▶ TASK INSTRUCTIONS: Each entry that follows should be retyped exactly.
[Opening DATA FOR PROCESSING section]
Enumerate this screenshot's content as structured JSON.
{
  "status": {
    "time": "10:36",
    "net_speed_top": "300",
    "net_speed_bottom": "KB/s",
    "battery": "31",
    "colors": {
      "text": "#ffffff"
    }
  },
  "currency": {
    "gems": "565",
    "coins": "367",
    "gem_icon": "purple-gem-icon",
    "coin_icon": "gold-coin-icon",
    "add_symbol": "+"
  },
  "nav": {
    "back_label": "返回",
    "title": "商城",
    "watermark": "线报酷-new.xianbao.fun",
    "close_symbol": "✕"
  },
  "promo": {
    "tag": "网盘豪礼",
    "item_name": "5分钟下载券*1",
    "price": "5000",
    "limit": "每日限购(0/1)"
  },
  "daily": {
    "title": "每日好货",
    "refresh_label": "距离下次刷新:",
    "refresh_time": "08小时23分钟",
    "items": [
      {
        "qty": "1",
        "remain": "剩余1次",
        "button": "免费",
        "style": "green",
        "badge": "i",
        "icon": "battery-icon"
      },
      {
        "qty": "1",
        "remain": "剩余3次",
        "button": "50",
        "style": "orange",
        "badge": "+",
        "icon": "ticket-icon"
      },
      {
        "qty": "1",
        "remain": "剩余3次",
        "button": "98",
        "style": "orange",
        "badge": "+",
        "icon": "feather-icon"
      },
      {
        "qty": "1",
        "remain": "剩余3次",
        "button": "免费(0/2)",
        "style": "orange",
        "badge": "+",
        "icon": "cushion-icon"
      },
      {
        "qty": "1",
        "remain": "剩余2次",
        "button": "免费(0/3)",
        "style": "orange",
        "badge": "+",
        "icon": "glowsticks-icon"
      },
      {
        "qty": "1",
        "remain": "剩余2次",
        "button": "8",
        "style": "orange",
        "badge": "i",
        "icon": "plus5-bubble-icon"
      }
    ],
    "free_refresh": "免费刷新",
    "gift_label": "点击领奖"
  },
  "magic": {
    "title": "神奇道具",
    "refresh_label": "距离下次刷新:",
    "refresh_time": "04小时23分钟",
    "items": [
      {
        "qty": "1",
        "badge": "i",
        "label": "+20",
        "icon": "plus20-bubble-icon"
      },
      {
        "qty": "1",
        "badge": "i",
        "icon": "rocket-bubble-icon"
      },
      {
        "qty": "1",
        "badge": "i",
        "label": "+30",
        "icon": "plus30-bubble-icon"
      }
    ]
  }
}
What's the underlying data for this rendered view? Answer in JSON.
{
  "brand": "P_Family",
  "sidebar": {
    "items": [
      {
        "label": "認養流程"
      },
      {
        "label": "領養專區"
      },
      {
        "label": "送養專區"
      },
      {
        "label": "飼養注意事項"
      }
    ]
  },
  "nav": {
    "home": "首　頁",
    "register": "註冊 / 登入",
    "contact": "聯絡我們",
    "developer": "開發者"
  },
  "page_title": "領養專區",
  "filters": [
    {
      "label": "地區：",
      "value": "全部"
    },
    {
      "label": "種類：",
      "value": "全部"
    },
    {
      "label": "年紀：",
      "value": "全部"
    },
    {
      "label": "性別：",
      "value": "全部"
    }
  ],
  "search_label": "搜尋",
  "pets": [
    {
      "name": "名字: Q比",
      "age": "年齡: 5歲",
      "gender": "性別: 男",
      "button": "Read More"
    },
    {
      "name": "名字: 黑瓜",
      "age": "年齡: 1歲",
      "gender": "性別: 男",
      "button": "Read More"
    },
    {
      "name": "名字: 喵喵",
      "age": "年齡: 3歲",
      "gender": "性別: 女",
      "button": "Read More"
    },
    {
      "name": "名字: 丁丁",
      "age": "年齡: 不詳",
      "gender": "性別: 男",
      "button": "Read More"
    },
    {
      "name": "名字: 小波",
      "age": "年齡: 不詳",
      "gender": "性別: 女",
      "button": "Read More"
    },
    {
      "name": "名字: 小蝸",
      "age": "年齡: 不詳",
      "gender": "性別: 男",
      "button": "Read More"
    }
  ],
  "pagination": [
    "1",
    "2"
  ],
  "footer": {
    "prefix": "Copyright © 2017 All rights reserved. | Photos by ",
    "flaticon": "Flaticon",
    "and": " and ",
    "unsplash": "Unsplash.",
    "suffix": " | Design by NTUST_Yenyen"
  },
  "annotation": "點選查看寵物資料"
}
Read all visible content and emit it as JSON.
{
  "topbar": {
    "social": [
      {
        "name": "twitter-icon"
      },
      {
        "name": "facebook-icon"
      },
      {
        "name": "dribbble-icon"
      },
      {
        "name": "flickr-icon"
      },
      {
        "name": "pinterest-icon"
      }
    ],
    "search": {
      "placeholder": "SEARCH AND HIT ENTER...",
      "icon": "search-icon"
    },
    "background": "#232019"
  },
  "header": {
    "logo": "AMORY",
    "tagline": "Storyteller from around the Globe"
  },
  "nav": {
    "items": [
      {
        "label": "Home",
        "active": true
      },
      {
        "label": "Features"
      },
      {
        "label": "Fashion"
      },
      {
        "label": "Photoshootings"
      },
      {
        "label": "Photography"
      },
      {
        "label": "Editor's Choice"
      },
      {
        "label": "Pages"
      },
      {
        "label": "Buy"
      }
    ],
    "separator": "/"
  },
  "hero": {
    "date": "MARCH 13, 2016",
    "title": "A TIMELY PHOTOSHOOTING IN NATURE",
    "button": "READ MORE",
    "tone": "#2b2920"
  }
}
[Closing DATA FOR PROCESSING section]
▶ RESPONSE TO THE TASK:
Enumerate this screenshot's content as structured JSON.
{
  "status": {
    "time": "10:36",
    "net_speed_top": "300",
    "net_speed_bottom": "KB/s",
    "battery": "31",
    "colors": {
      "text": "#ffffff"
    }
  },
  "currency": {
    "gems": "565",
    "coins": "367",
    "gem_icon": "purple-gem-icon",
    "coin_icon": "gold-coin-icon",
    "add_symbol": "+"
  },
  "nav": {
    "back_label": "返回",
    "title": "商城",
    "watermark": "线报酷-new.xianbao.fun",
    "close_symbol": "✕"
  },
  "promo": {
    "tag": "网盘豪礼",
    "item_name": "5分钟下载券*1",
    "price": "5000",
    "limit": "每日限购(0/1)"
  },
  "daily": {
    "title": "每日好货",
    "refresh_label": "距离下次刷新:",
    "refresh_time": "08小时23分钟",
    "items": [
      {
        "qty": "1",
        "remain": "剩余1次",
        "button": "免费",
        "style": "green",
        "badge": "i",
        "icon": "battery-icon"
      },
      {
        "qty": "1",
        "remain": "剩余3次",
        "button": "50",
        "style": "orange",
        "badge": "+",
        "icon": "ticket-icon"
      },
      {
        "qty": "1",
        "remain": "剩余3次",
        "button": "98",
        "style": "orange",
        "badge": "+",
        "icon": "feather-icon"
      },
      {
        "qty": "1",
        "remain": "剩余3次",
        "button": "免费(0/2)",
        "style": "orange",
        "badge": "+",
        "icon": "cushion-icon"
      },
      {
        "qty": "1",
        "remain": "剩余2次",
        "button": "免费(0/3)",
        "style": "orange",
        "badge": "+",
        "icon": "glowsticks-icon"
      },
      {
        "qty": "1",
        "remain": "剩余2次",
        "button": "8",
        "style": "orange",
        "badge": "i",
        "icon": "plus5-bubble-icon"
      }
    ],
    "free_refresh": "免费刷新",
    "gift_label": "点击领奖"
  },
  "magic": {
    "title": "神奇道具",
    "refresh_label": "距离下次刷新:",
    "refresh_time": "04小时23分钟",
    "items": [
      {
        "qty": "1",
        "badge": "i",
        "label": "+20",
        "icon": "plus20-bubble-icon"
      },
      {
        "qty": "1",
        "badge": "i",
        "icon": "rocket-bubble-icon"
      },
      {
        "qty": "1",
        "badge": "i",
        "label": "+30",
        "icon": "plus30-bubble-icon"
      }
    ]
  }
}
What's the underlying data for this rendered view? Answer in JSON.
{
  "brand": "P_Family",
  "sidebar": {
    "items": [
      {
        "label": "認養流程"
      },
      {
        "label": "領養專區"
      },
      {
        "label": "送養專區"
      },
      {
        "label": "飼養注意事項"
      }
    ]
  },
  "nav": {
    "home": "首　頁",
    "register": "註冊 / 登入",
    "contact": "聯絡我們",
    "developer": "開發者"
  },
  "page_title": "領養專區",
  "filters": [
    {
      "label": "地區：",
      "value": "全部"
    },
    {
      "label": "種類：",
      "value": "全部"
    },
    {
      "label": "年紀：",
      "value": "全部"
    },
    {
      "label": "性別：",
      "value": "全部"
    }
  ],
  "search_label": "搜尋",
  "pets": [
    {
      "name": "名字: Q比",
      "age": "年齡: 5歲",
      "gender": "性別: 男",
      "button": "Read More"
    },
    {
      "name": "名字: 黑瓜",
      "age": "年齡: 1歲",
      "gender": "性別: 男",
      "button": "Read More"
    },
    {
      "name": "名字: 喵喵",
      "age": "年齡: 3歲",
      "gender": "性別: 女",
      "button": "Read More"
    },
    {
      "name": "名字: 丁丁",
      "age": "年齡: 不詳",
      "gender": "性別: 男",
      "button": "Read More"
    },
    {
      "name": "名字: 小波",
      "age": "年齡: 不詳",
      "gender": "性別: 女",
      "button": "Read More"
    },
    {
      "name": "名字: 小蝸",
      "age": "年齡: 不詳",
      "gender": "性別: 男",
      "button": "Read More"
    }
  ],
  "pagination": [
    "1",
    "2"
  ],
  "footer": {
    "prefix": "Copyright © 2017 All rights reserved. | Photos by ",
    "flaticon": "Flaticon",
    "and": " and ",
    "unsplash": "Unsplash.",
    "suffix": " | Design by NTUST_Yenyen"
  },
  "annotation": "點選查看寵物資料"
}
Read all visible content and emit it as JSON.
{
  "topbar": {
    "social": [
      {
        "name": "twitter-icon"
      },
      {
        "name": "facebook-icon"
      },
      {
        "name": "dribbble-icon"
      },
      {
        "name": "flickr-icon"
      },
      {
        "name": "pinterest-icon"
      }
    ],
    "search": {
      "placeholder": "SEARCH AND HIT ENTER...",
      "icon": "search-icon"
    },
    "background": "#232019"
  },
  "header": {
    "logo": "AMORY",
    "tagline": "Storyteller from around the Globe"
  },
  "nav": {
    "items": [
      {
        "label": "Home",
        "active": true
      },
      {
        "label": "Features"
      },
      {
        "label": "Fashion"
      },
      {
        "label": "Photoshootings"
      },
      {
        "label": "Photography"
      },
      {
        "label": "Editor's Choice"
      },
      {
        "label": "Pages"
      },
      {
        "label": "Buy"
      }
    ],
    "separator": "/"
  },
  "hero": {
    "date": "MARCH 13, 2016",
    "title": "A TIMELY PHOTOSHOOTING IN NATURE",
    "button": "READ MORE",
    "tone": "#2b2920"
  }
}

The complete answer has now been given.